Water has penetrated the stone walls of the historic military building and Parks Canada is determined to find out where it is coming from.
"We have to treat these places like treasures and preserve them," says Andrew Fry of Parks Canada.
"We consider this an important piece of this story of Canada, about how we came to be, and the important events that shaped our country."
The Carleton Martello Tower in Saint John is a National Historic Site, one of nine still remaining of the 14 built in Canada in the late 18th century and first half of the 19th century. Five of the round defensive fortresses were built in Halifax, while Kingston, Ont., and Quebec City each had four.
The Saint John tower's walls are now shrouded in tarps and staging. The thick, stone walls have started to bow outward in some places.
"There's moisture that's getting in to the masonry, washing out the lime, and as a result it's crumbling.," said Fry.
Crews have been taking core samples from the walls of the tower. They are trying to determine exactly where the water is coming from.
"We wanted to better understand just how much this moisture in the walls is affecting the tower," said Fry.
Inside the tower, mineral buildup from dripping water has created a cave-like environment.
One possible source of water may be the cement lookout that was built on top of the original structure during the Second World War. Of the nine Martello towers still standing in Canada, the one in Saint John is the only one with such a structure built atop it.
"As far as I know they don't have the water infiltration issue to the extent that this one does," said Fry.
However, he said it's too early to draw conclusions.
The current work by Parks Canada is two-fold, he said.
"It's a quick fix for some of the severe areas, but the main piece of the work that's going on right now is an investigation."
Expert mason Bill Quinn has tested each brick in the tower, taking core samples 72 inches (182 centimetres) into the original stone walls. All the data will be incorporated into a report that will be forwarded to the federal government.
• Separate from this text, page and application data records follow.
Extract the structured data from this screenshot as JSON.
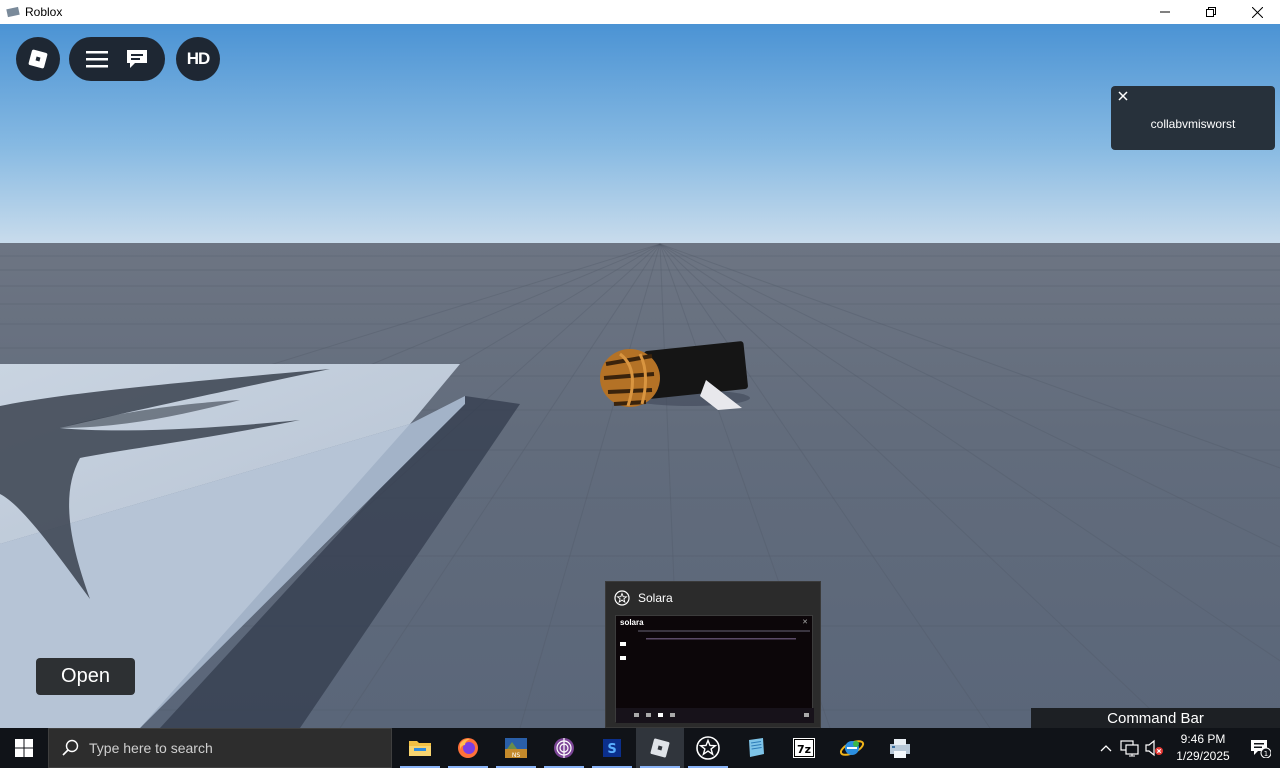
{
  "window": {
    "title": "Roblox",
    "icon": "roblox-app-icon"
  },
  "top_buttons": {
    "logo_icon": "roblox-logo-icon",
    "menu_icon": "hamburger-menu-icon",
    "chat_icon": "chat-icon",
    "hd_label": "HD"
  },
  "notification": {
    "text": "collabvmisworst",
    "close_icon": "close-icon"
  },
  "open_button": {
    "label": "Open"
  },
  "command_bar": {
    "label": "Command Bar"
  },
  "preview": {
    "title": "Solara",
    "thumb_title": "solara",
    "icon": "solara-star-icon"
  },
  "taskbar": {
    "search_placeholder": "Type here to search",
    "apps": [
      {
        "name": "file-explorer-icon",
        "active": false,
        "open": true
      },
      {
        "name": "firefox-icon",
        "active": false,
        "open": true
      },
      {
        "name": "game-icon",
        "active": false,
        "open": true
      },
      {
        "name": "tor-browser-icon",
        "active": false,
        "open": true
      },
      {
        "name": "blue-app-icon",
        "active": false,
        "open": true
      },
      {
        "name": "roblox-taskbar-icon",
        "active": true,
        "open": true
      },
      {
        "name": "solara-taskbar-icon",
        "active": false,
        "open": true
      },
      {
        "name": "notepad-icon",
        "active": false,
        "open": false
      },
      {
        "name": "7zip-icon",
        "active": false,
        "open": false
      },
      {
        "name": "internet-explorer-icon",
        "active": false,
        "open": false
      },
      {
        "name": "printer-app-icon",
        "active": false,
        "open": false
      }
    ],
    "clock": {
      "time": "9:46 PM",
      "date": "1/29/2025"
    },
    "notification_count": "1"
  },
  "colors": {
    "sky_top": "#4b93d4",
    "sky_bottom": "#c9dcec",
    "ground": "#5e6878",
    "taskbar": "#101318",
    "panel_dark": "#1e2733"
  }
}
"Whenever they decide to do the work later they'll know exactly what's here," said Quinn. "They won't be going in blind."